Judge Kevin Carey had overseen the $13 billion Tribune company bankruptcy for three years before issuing his decision in the largest-ever media company reorganization in 2011.
He began his 125-page decision recounting in its entirety the fable of a scorpion who stung a fox while crossing a river on its back, thus ensuring they’d both perish, after promising he’d do no such thing.
“There is no moral to this story,” Carey wrote. “Its meaning lies in the exposition of an inescapable facet of human character: the willingness to visit harm upon others, even at one’s own peril.”
Carey, who announced plans to retire last week as one of Delaware’s six federal bankruptcy judges, has witnessed the manifold ways companies harm one another during 17 years on the bench.
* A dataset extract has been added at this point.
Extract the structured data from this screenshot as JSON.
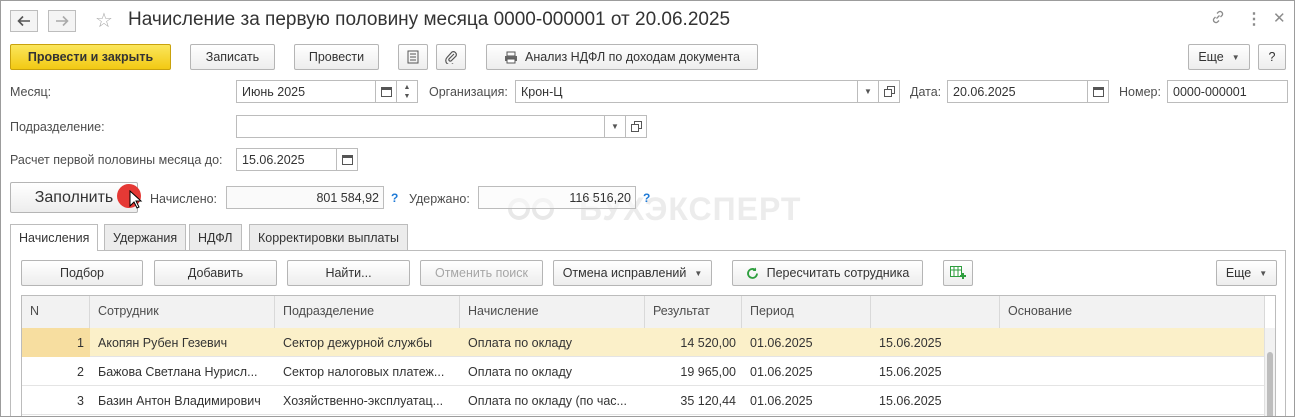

His nearly 200 cases in Delaware include subprime mortgage lender New Century Financial Corp. and retailers KB Toys and Filene’s Basement LLC.
He’s handled “some of the nation’s most complex bankruptcy cases with great skill and care,” Craig Goldblatt, a bankruptcy litigator with WilmerHale, Washington, told Bloomberg Law. “His calm demeanor, persistent kindness, quick wit, and steady hand will certainly be missed,” he said.
Carey’s most influential opinion came in 2003 when he rejected the reorganization plan for Exide Technologies Inc., which at the time was the world’s biggest maker of car batteries.
He first attracted wide notice as a visiting bankruptcy judge in Delaware with a decision on valuation methodology that proved to be one of his most influential. Carey rejected the company’s self-valuation of $950 million to $1.05 billion and ruled Exide was actually worth $1.4 billion to $1.6 billion.
He said the court should take into account the benefits of the reorganization and that weight could be given to the Chapter 11 debtors’ projected performance based on expert testimony, Robert J. Keach, co-chair of Bernstein Shur’s business restructuring and insolvency practice group, Portland, Maine, told Bloomberg Law.
The case is especially important for junior stakeholders, Robert J. Stark, a partner in Brown Rudnick’s bankruptcy and corporate restructuring group, New York, told Bloomberg Law.
“His ruling showed that all parties in interest—even junior stakeholders—can get a fair shake in the Delaware courts, and that insiders can’t unduly control the process as they see fit,” Stark said. This ruling stood out among the bankruptcy bar coming from a new, visiting judge from Philadelphia, Stark said.
Carey also stood out for the patience and respect he showed pro se claimants during the New Century mortgage case, said Keach, who represented a class of employees seeking to recover assets from a deferred compensation plan.
Those claimants weren’t represented by counsel and Carey patiently allowed them to state their claims, encouraging them to deal with their issues, Keach said.
Carey came to his interest in bankruptcy early during law school at Villanova while interning with a professor writing a bankruptcy textbook, he told the Federal Lawyer in a 2015 interview.
He clerked for U.S. Bankruptcy Court Judge Thomas M. Twardowski in the Eastern District of Pennsylvania and returned there as clerk of the court at the age of 27. He went on to practice bankruptcy law at firms including Blank Rome and Fox Rothschild in Philadelphia before joining the bankruptcy court in Eastern Pennsylvania as a judge in 2001.
He served as a visiting judge in Delaware and then joined the court in 2005 after Congress added four new judgeships. He served as chief judge from 2008 to 2011.
Carey has “incredible knowledge of Chapter 11 practice and understands the practical results of distressed debtors,” J. Scott Victor, founding father of SSG Capital Advisors, Philadelphia, told Bloomberg Law. Victor has known Carey since his days in private practice and has appeared before Carey many times in Philadelphia.
Carey’s influence on bankruptcy law extends beyond the courtroom, Chief Judge Jeffrey P. Hopkins of the U.S. Bankruptcy Court for the Southern District of Ohio said.
He has served a leading role in the Bankruptcy Policy Institute and the Turnaround Management Association, a global nonprofit of 9,000 turnaround and corporate renewal professionals. He also taught bankruptcy law at both St. John’s University School of Law in New York and Temple University in Philadelphia.
Carey, who turns 65 this year, didn’t respond to a request for comment about his future plans.
“He is leaving the bench but not retiring,” Una M. O’Boyle, clerk of the U.S. Bankruptcy Court for the District of Delaware, told Bloomberg Law via email Jan. 11. “I believe he intends to stay fully engaged in the industry,” she said.
— With assistance by Daniel Gill in Washington at email@example.com